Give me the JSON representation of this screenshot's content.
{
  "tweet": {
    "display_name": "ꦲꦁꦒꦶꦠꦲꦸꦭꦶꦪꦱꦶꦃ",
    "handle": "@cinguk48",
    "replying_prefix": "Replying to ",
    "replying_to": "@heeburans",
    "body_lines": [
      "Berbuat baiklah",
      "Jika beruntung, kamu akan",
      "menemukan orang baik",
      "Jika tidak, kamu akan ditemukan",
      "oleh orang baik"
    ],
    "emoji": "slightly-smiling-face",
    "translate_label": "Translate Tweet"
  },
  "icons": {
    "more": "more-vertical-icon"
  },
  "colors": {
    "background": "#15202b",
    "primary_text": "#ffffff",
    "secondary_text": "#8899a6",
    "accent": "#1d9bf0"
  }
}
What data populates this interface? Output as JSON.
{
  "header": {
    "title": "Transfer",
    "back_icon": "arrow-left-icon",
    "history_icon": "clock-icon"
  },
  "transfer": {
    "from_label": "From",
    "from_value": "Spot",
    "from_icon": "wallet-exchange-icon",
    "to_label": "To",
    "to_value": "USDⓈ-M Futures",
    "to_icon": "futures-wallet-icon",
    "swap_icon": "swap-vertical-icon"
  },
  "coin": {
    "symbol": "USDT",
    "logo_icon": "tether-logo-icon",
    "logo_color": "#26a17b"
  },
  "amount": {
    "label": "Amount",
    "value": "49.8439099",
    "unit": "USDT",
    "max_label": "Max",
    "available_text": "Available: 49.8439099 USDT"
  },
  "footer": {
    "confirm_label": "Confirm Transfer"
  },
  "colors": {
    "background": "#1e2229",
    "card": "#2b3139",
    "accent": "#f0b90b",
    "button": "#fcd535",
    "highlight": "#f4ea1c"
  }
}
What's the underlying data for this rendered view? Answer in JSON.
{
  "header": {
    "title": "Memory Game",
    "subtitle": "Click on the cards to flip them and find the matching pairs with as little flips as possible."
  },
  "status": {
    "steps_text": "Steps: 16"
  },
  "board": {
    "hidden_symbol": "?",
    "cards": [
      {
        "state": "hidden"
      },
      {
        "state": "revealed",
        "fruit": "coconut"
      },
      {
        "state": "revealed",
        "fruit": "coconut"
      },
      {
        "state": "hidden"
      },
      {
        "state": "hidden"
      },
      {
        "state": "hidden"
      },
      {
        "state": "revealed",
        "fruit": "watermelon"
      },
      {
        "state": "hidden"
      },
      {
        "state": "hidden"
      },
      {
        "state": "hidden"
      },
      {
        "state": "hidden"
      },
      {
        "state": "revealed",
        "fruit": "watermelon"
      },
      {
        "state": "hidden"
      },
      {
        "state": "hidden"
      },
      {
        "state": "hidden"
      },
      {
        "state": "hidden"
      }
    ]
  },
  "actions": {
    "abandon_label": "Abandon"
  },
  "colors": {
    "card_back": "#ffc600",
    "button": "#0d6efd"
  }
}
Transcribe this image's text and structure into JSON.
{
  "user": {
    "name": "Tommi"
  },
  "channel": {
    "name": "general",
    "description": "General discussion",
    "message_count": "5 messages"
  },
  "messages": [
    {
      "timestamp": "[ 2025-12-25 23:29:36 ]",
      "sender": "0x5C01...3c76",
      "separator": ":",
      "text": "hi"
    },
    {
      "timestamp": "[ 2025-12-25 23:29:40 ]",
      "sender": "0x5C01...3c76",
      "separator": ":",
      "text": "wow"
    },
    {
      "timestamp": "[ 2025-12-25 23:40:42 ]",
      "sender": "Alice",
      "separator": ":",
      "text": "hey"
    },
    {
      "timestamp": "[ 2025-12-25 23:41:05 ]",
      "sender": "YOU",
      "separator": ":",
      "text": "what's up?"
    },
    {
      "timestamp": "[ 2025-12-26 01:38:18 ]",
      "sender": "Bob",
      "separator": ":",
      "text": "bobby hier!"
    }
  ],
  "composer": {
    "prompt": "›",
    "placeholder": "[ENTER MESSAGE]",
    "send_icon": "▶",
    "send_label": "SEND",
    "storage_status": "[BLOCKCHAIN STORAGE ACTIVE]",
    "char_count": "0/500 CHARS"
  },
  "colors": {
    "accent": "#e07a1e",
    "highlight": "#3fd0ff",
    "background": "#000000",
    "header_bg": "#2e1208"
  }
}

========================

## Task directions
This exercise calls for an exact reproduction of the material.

## Written reply
Give me the JSON representation of this screenshot's content.
{
  "tweet": {
    "display_name": "ꦲꦁꦒꦶꦠꦲꦸꦭꦶꦪꦱꦶꦃ",
    "handle": "@cinguk48",
    "replying_prefix": "Replying to ",
    "replying_to": "@heeburans",
    "body_lines": [
      "Berbuat baiklah",
      "Jika beruntung, kamu akan",
      "menemukan orang baik",
      "Jika tidak, kamu akan ditemukan",
      "oleh orang baik"
    ],
    "emoji": "slightly-smiling-face",
    "translate_label": "Translate Tweet"
  },
  "icons": {
    "more": "more-vertical-icon"
  },
  "colors": {
    "background": "#15202b",
    "primary_text": "#ffffff",
    "secondary_text": "#8899a6",
    "accent": "#1d9bf0"
  }
}
What data populates this interface? Output as JSON.
{
  "header": {
    "title": "Transfer",
    "back_icon": "arrow-left-icon",
    "history_icon": "clock-icon"
  },
  "transfer": {
    "from_label": "From",
    "from_value": "Spot",
    "from_icon": "wallet-exchange-icon",
    "to_label": "To",
    "to_value": "USDⓈ-M Futures",
    "to_icon": "futures-wallet-icon",
    "swap_icon": "swap-vertical-icon"
  },
  "coin": {
    "symbol": "USDT",
    "logo_icon": "tether-logo-icon",
    "logo_color": "#26a17b"
  },
  "amount": {
    "label": "Amount",
    "value": "49.8439099",
    "unit": "USDT",
    "max_label": "Max",
    "available_text": "Available: 49.8439099 USDT"
  },
  "footer": {
    "confirm_label": "Confirm Transfer"
  },
  "colors": {
    "background": "#1e2229",
    "card": "#2b3139",
    "accent": "#f0b90b",
    "button": "#fcd535",
    "highlight": "#f4ea1c"
  }
}
What's the underlying data for this rendered view? Answer in JSON.
{
  "header": {
    "title": "Memory Game",
    "subtitle": "Click on the cards to flip them and find the matching pairs with as little flips as possible."
  },
  "status": {
    "steps_text": "Steps: 16"
  },
  "board": {
    "hidden_symbol": "?",
    "cards": [
      {
        "state": "hidden"
      },
      {
        "state": "revealed",
        "fruit": "coconut"
      },
      {
        "state": "revealed",
        "fruit": "coconut"
      },
      {
        "state": "hidden"
      },
      {
        "state": "hidden"
      },
      {
        "state": "hidden"
      },
      {
        "state": "revealed",
        "fruit": "watermelon"
      },
      {
        "state": "hidden"
      },
      {
        "state": "hidden"
      },
      {
        "state": "hidden"
      },
      {
        "state": "hidden"
      },
      {
        "state": "revealed",
        "fruit": "watermelon"
      },
      {
        "state": "hidden"
      },
      {
        "state": "hidden"
      },
      {
        "state": "hidden"
      },
      {
        "state": "hidden"
      }
    ]
  },
  "actions": {
    "abandon_label": "Abandon"
  },
  "colors": {
    "card_back": "#ffc600",
    "button": "#0d6efd"
  }
}
Transcribe this image's text and structure into JSON.
{
  "user": {
    "name": "Tommi"
  },
  "channel": {
    "name": "general",
    "description": "General discussion",
    "message_count": "5 messages"
  },
  "messages": [
    {
      "timestamp": "[ 2025-12-25 23:29:36 ]",
      "sender": "0x5C01...3c76",
      "separator": ":",
      "text": "hi"
    },
    {
      "timestamp": "[ 2025-12-25 23:29:40 ]",
      "sender": "0x5C01...3c76",
      "separator": ":",
      "text": "wow"
    },
    {
      "timestamp": "[ 2025-12-25 23:40:42 ]",
      "sender": "Alice",
      "separator": ":",
      "text": "hey"
    },
    {
      "timestamp": "[ 2025-12-25 23:41:05 ]",
      "sender": "YOU",
      "separator": ":",
      "text": "what's up?"
    },
    {
      "timestamp": "[ 2025-12-26 01:38:18 ]",
      "sender": "Bob",
      "separator": ":",
      "text": "bobby hier!"
    }
  ],
  "composer": {
    "prompt": "›",
    "placeholder": "[ENTER MESSAGE]",
    "send_icon": "▶",
    "send_label": "SEND",
    "storage_status": "[BLOCKCHAIN STORAGE ACTIVE]",
    "char_count": "0/500 CHARS"
  },
  "colors": {
    "accent": "#e07a1e",
    "highlight": "#3fd0ff",
    "background": "#000000",
    "header_bg": "#2e1208"
  }
}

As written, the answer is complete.